0
 

Author Comment

by:klopter
ID: 2649079
This all sounds very promising.

I doubt that I will have any trouble with STL.
Right now I am only using lists and vectors.
I am hopeful that I won't have much difficulty
finding a subset of functions within these that
work well.

Ken
0
 
LVL 11

Expert Comment

by:alexo
ID: 2650510
>> As both VC and BCB advance they get more standard [...]

True for BCB but unfortunately MS is not very concerned with the standard.
0
 
LVL 22

Expert Comment

by:nietod
ID: 2653084
Why do you say that?  it has become more standard in each release  (Although the fact that scope of a varable declared in a for loop still isn't right is good support for your point.)  MS had several representatives on the committee.  (Maybe they were just there to try to get the windows API included in the standard library.)
0

Featured Post

What does it mean to be "Always On"?

Is your cloud always on? With an Always On cloud you won't have to worry about downtime for maintenance or software application code updates, ensuring that your bottom line isn't affected.

Question has a verified solution.

If you are experiencing a similar issue, please ask a related question
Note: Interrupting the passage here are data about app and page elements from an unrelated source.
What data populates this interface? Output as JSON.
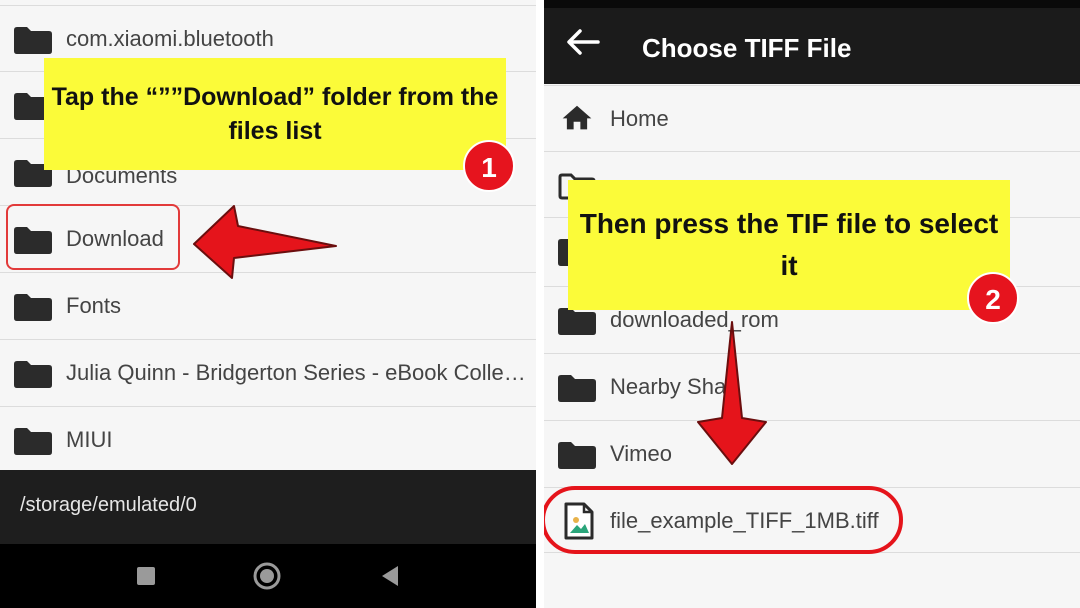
{
  "left": {
    "rows": [
      {
        "label": "com.xiaomi.bluetooth"
      },
      {
        "label": ""
      },
      {
        "label": "Documents"
      },
      {
        "label": "Download"
      },
      {
        "label": "Fonts"
      },
      {
        "label": "Julia Quinn - Bridgerton Series - eBook Collecti..."
      },
      {
        "label": "MIUI"
      }
    ],
    "path": "/storage/emulated/0",
    "callout": "Tap the “””Download” folder from the files list",
    "step": "1"
  },
  "right": {
    "title": "Choose TIFF File",
    "rows": [
      {
        "label": "Home",
        "icon": "home-icon"
      },
      {
        "label": "",
        "icon": "folder-outline-icon"
      },
      {
        "label": "",
        "icon": "folder-icon"
      },
      {
        "label": "downloaded_rom",
        "icon": "folder-icon"
      },
      {
        "label": "Nearby Sha",
        "icon": "folder-icon"
      },
      {
        "label": "Vimeo",
        "icon": "folder-icon"
      },
      {
        "label": "file_example_TIFF_1MB.tiff",
        "icon": "image-file-icon"
      }
    ],
    "callout": "Then press the TIF file to select it",
    "step": "2"
  },
  "colors": {
    "callout_bg": "#fbfb39",
    "badge_bg": "#e6141e",
    "arrow": "#e5141b",
    "bar_dark": "#1e1e1e"
  }
}
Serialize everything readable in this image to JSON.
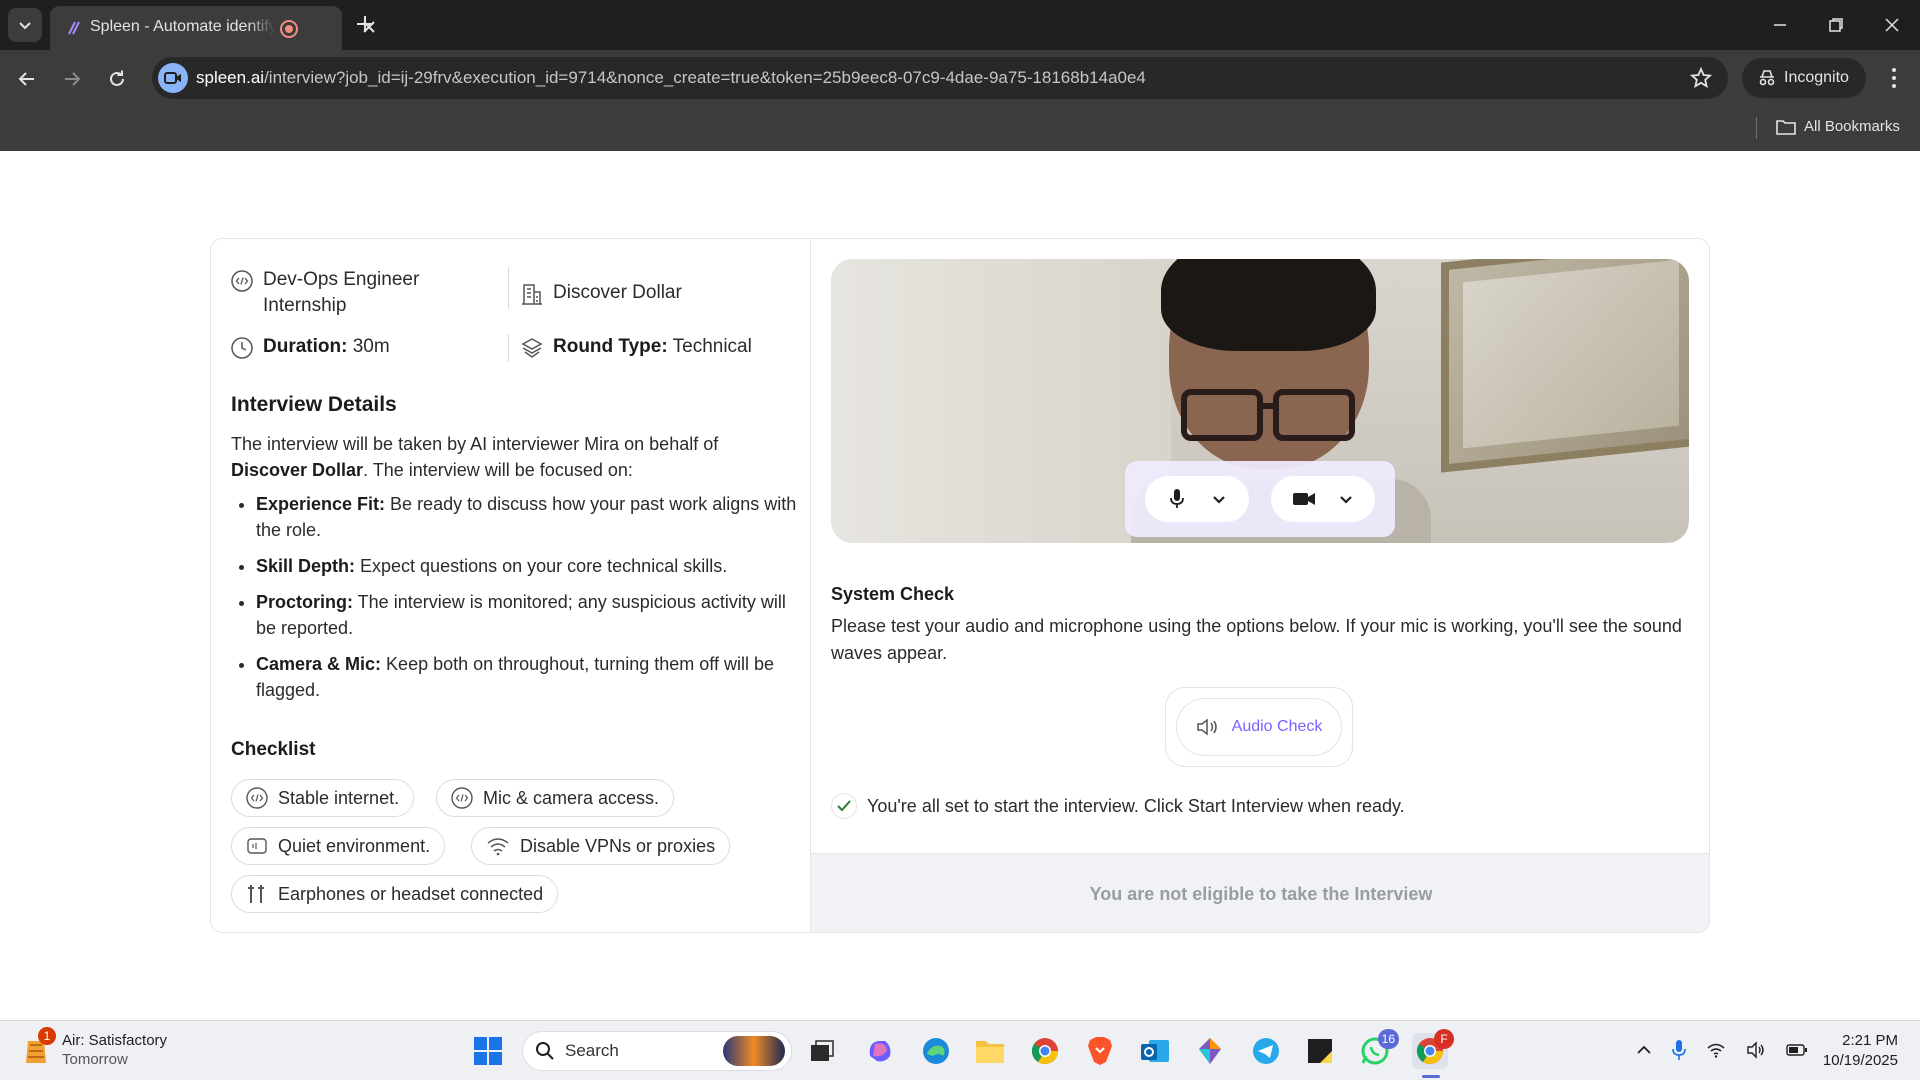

Introduction This article is a continuation of the C/C++ Visual Studio Express debugger series. Part 1 provided a quick start guide in using the debugger. Part 2 focused on additional topics in breakpoints. As your assignments become a little more …
Go is an acronym of golang, is a programming language developed Google in 2007. Go is a new language that is mostly in the C family, with significant input from Pascal/Modula/Oberon family. Hence Go arisen as low-level language with fast compilation…
The viewer will learn additional member functions of the vector class. Specifically, the capacity and swap member functions will be introduced.
The viewer will be introduced to the member functions push_back and pop_back of the vector class. The video will teach the difference between the two as well as how to use each one along with its functionality.

764 members asked questions and received personalized solutions in the past 7 days.

Join the community of 500,000 technology professionals and ask your questions.

Join & Ask a Question